Provided records
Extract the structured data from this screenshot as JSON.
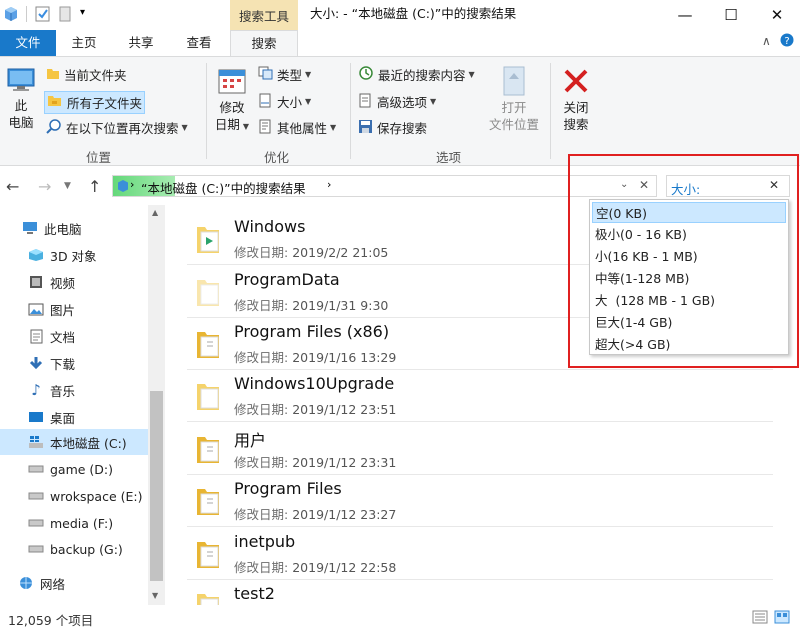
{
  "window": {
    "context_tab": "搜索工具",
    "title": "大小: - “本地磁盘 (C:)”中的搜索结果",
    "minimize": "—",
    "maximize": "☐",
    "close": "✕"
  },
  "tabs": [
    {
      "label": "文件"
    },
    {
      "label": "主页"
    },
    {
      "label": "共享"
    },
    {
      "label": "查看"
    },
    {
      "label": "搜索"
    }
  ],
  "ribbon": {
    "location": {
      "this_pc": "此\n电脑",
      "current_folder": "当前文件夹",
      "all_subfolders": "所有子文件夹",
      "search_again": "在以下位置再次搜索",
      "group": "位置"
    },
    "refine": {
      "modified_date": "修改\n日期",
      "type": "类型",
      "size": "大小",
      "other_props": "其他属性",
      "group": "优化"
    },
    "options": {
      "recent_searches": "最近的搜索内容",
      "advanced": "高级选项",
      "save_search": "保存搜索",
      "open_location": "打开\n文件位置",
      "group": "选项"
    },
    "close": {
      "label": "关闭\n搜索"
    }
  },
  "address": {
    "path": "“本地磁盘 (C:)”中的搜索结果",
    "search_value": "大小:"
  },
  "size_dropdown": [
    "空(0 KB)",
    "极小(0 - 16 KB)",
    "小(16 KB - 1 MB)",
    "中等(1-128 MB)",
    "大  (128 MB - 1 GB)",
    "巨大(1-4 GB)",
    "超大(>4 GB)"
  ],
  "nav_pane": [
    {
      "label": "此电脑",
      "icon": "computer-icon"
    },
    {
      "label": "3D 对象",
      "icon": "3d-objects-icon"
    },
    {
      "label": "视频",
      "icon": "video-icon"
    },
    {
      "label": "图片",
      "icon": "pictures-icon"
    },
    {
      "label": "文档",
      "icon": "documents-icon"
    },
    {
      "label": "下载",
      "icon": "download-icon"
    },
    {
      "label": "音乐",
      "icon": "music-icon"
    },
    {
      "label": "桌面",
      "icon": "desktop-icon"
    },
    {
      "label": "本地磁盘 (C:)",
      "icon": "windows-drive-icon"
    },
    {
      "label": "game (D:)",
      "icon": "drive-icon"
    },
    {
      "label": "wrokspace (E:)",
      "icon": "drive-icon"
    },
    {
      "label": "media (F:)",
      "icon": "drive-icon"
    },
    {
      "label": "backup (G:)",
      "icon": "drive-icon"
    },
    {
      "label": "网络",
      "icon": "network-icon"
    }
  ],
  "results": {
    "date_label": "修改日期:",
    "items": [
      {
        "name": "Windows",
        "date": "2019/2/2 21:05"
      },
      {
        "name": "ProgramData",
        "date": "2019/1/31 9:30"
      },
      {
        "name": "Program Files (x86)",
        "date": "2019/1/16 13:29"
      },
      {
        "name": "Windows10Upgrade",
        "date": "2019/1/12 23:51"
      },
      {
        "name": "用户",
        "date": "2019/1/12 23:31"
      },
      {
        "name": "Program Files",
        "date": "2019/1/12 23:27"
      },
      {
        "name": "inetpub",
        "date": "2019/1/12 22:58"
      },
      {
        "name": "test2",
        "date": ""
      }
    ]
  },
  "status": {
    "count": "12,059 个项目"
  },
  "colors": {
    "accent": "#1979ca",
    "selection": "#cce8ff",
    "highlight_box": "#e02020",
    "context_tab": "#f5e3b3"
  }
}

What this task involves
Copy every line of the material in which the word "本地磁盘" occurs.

Response to this exercise
    "title": "大小: - “本地磁盘 (C:)”中的搜索结果",
    "path": "“本地磁盘 (C:)”中的搜索结果",
      "label": "本地磁盘 (C:)",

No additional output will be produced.